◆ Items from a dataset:
┌──
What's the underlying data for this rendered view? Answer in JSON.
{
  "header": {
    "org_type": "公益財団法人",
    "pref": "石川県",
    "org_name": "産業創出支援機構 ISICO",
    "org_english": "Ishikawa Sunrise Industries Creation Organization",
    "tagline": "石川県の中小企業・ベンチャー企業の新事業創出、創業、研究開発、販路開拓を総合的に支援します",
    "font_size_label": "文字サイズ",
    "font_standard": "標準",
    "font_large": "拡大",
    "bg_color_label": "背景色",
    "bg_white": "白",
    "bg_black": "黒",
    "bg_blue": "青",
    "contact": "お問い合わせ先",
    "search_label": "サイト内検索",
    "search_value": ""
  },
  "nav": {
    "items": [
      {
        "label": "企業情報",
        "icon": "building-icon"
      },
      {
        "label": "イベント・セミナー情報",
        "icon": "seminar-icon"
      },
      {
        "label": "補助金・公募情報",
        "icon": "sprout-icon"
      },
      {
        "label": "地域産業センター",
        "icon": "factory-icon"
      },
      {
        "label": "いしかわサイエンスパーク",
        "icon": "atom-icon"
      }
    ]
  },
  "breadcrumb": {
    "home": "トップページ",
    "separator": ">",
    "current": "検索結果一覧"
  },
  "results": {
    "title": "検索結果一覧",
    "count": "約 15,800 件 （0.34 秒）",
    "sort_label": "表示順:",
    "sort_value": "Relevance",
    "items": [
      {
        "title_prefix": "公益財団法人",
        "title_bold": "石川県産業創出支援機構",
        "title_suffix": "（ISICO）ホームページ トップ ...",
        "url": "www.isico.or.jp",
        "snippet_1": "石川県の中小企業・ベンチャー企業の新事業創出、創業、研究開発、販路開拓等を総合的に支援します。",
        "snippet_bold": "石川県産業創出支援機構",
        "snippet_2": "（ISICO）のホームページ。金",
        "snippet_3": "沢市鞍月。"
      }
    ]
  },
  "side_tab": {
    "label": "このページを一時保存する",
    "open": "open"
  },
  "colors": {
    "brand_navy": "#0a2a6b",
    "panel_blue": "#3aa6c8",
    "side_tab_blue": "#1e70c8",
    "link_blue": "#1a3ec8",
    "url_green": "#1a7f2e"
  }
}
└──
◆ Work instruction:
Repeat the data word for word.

◆ Finished task:
What's the underlying data for this rendered view? Answer in JSON.
{
  "header": {
    "org_type": "公益財団法人",
    "pref": "石川県",
    "org_name": "産業創出支援機構 ISICO",
    "org_english": "Ishikawa Sunrise Industries Creation Organization",
    "tagline": "石川県の中小企業・ベンチャー企業の新事業創出、創業、研究開発、販路開拓を総合的に支援します",
    "font_size_label": "文字サイズ",
    "font_standard": "標準",
    "font_large": "拡大",
    "bg_color_label": "背景色",
    "bg_white": "白",
    "bg_black": "黒",
    "bg_blue": "青",
    "contact": "お問い合わせ先",
    "search_label": "サイト内検索",
    "search_value": ""
  },
  "nav": {
    "items": [
      {
        "label": "企業情報",
        "icon": "building-icon"
      },
      {
        "label": "イベント・セミナー情報",
        "icon": "seminar-icon"
      },
      {
        "label": "補助金・公募情報",
        "icon": "sprout-icon"
      },
      {
        "label": "地域産業センター",
        "icon": "factory-icon"
      },
      {
        "label": "いしかわサイエンスパーク",
        "icon": "atom-icon"
      }
    ]
  },
  "breadcrumb": {
    "home": "トップページ",
    "separator": ">",
    "current": "検索結果一覧"
  },
  "results": {
    "title": "検索結果一覧",
    "count": "約 15,800 件 （0.34 秒）",
    "sort_label": "表示順:",
    "sort_value": "Relevance",
    "items": [
      {
        "title_prefix": "公益財団法人",
        "title_bold": "石川県産業創出支援機構",
        "title_suffix": "（ISICO）ホームページ トップ ...",
        "url": "www.isico.or.jp",
        "snippet_1": "石川県の中小企業・ベンチャー企業の新事業創出、創業、研究開発、販路開拓等を総合的に支援します。",
        "snippet_bold": "石川県産業創出支援機構",
        "snippet_2": "（ISICO）のホームページ。金",
        "snippet_3": "沢市鞍月。"
      }
    ]
  },
  "side_tab": {
    "label": "このページを一時保存する",
    "open": "open"
  },
  "colors": {
    "brand_navy": "#0a2a6b",
    "panel_blue": "#3aa6c8",
    "side_tab_blue": "#1e70c8",
    "link_blue": "#1a3ec8",
    "url_green": "#1a7f2e"
  }
}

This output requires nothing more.